Oh, yes—and it saves some money.
Whenever I see a leg of lamb on sale—semi-boneless, boneless, bone-in—I grab it, because there are few large pieces of meat that my family loves more, and few that make more of a statement for company.
Now, there are a few ways to look leg of lamb—one is low and slow, and one is to start with the oven high for a brief chunk of time, and then lower it for the remainder of the cooking time. That’s what I did the first few times I made this.
And then when I was taking these photos, I totally and completely forgot to turn down the oven. I noticed it was a bit smokier than usual, and then I looked at the oven temp knob and though “OH SH*T”.
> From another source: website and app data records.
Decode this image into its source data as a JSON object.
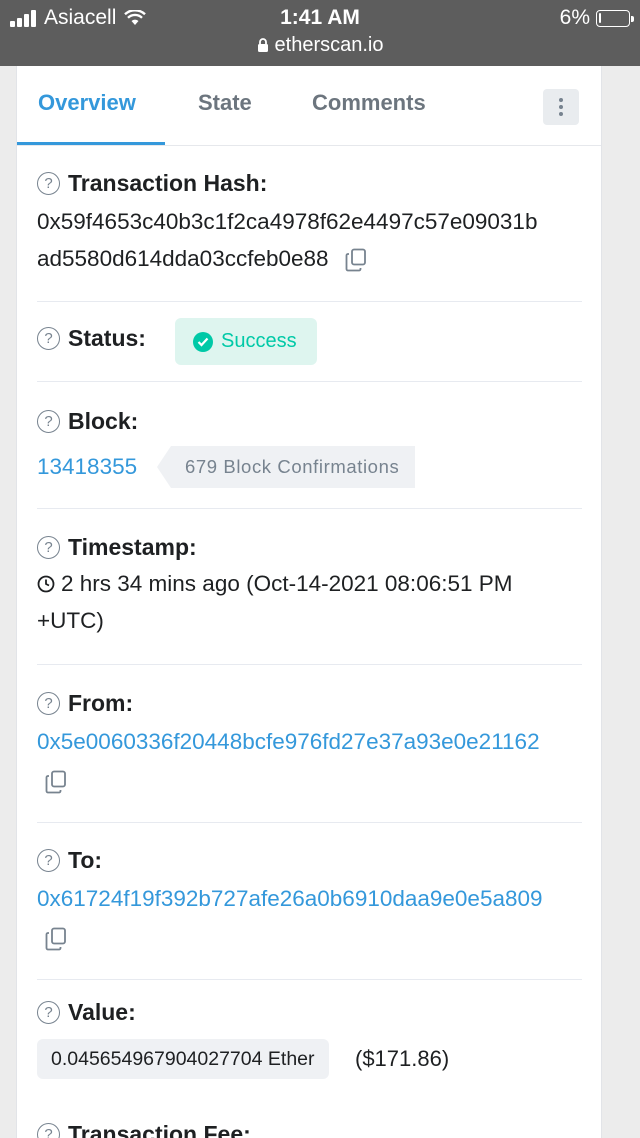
{
  "status_bar": {
    "carrier": "Asiacell",
    "time": "1:41 AM",
    "url": "etherscan.io",
    "battery": "6%",
    "battery_level": 0.06
  },
  "tabs": [
    {
      "label": "Overview",
      "active": true
    },
    {
      "label": "State",
      "active": false
    },
    {
      "label": "Comments",
      "active": false
    }
  ],
  "tx": {
    "hash_label": "Transaction Hash:",
    "hash_line1": "0x59f4653c40b3c1f2ca4978f62e4497c57e09031b",
    "hash_line2": "ad5580d614dda03ccfeb0e88",
    "status_label": "Status:",
    "status_value": "Success",
    "block_label": "Block:",
    "block_number": "13418355",
    "block_confirmations": "679 Block Confirmations",
    "timestamp_label": "Timestamp:",
    "timestamp_line1": "2 hrs 34 mins ago (Oct-14-2021 08:06:51 PM",
    "timestamp_line2": "+UTC)",
    "from_label": "From:",
    "from_address": "0x5e0060336f20448bcfe976fd27e37a93e0e21162",
    "to_label": "To:",
    "to_address": "0x61724f19f392b727afe26a0b6910daa9e0e5a809",
    "value_label": "Value:",
    "value_ether": "0.045654967904027704 Ether",
    "value_usd": "($171.86)",
    "fee_label": "Transaction Fee:"
  },
  "colors": {
    "accent": "#3498db",
    "success": "#00c9a7",
    "status_bar": "#5d5d5d"
  },
  "icons": [
    "signal-icon",
    "wifi-icon",
    "lock-icon",
    "battery-icon",
    "more-vertical-icon",
    "question-icon",
    "copy-icon",
    "check-circle-icon",
    "clock-icon"
  ]
}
I thought I had ruined a very expensive cut of meat (this time I wasn’t so lucky with the sales). But what had also happened was that the semi-boneless leg of lamb I had bought was actually a bit over 7 pounds….and by the time I remembered that I didn’t turn down the oven, about 1 hour and 20 minutes had gone by.
I panicked. I was so pissed. I pulled out the lamb.
And it was PERFECT. Amazing crust, the internal temperature was slightly above 120°F when I took it out, and then after resting it rose to a perfect 130°F.
I was seriously lucky. And the lamb was seriously amazing.
So, if you choose that route, a 7 to 7 1/2 pound semi-boneless leg of lamb should take from 1 hour and 20 minutes to 1 hour and 45 minutes.
Lemon-Garlic Semi-Boneless Leg of Lamb
- Cooking Time: 1 hour and 45 minutes minutes
- 1 4-pound semi-boneless leg of lamb
- 1 tablespoon minced garlic
- Coarse or kosher salt and freshly ground pepper to taste
- Finely grated zest from 2 lemons
1. Rub the garlic and lemon zest all over the lamb, and season well with salt and pepper. Place in a bowl or on a plate and refrigerate overnight, uncovered.
2. Preheat the oven to 425°F. While the oven is preheating place the lamb on a rack in a roasting pan of some sort, and allow it to come to room temperature.
3. Roast the lamb for 20 minutes, then reduce the heat to 350°F and continue to cook for another 50 or so minutes, until a meat thermometer registers 135° in the center of the meat. Remove from the oven and let it sit for 20 minutes to collect its juices and finish cooking before carving and serving.